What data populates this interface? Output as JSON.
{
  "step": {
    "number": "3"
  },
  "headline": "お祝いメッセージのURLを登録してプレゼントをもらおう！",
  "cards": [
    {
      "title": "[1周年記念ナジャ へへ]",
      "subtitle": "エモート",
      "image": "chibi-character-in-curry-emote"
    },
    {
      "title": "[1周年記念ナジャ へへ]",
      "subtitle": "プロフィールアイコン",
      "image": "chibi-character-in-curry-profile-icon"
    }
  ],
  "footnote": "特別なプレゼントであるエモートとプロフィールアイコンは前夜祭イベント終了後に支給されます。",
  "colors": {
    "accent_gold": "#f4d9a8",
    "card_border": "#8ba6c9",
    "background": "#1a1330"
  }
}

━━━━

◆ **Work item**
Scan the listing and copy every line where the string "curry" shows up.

◆ **Response to the task**
      "image": "chibi-character-in-curry-emote"
      "image": "chibi-character-in-curry-profile-icon"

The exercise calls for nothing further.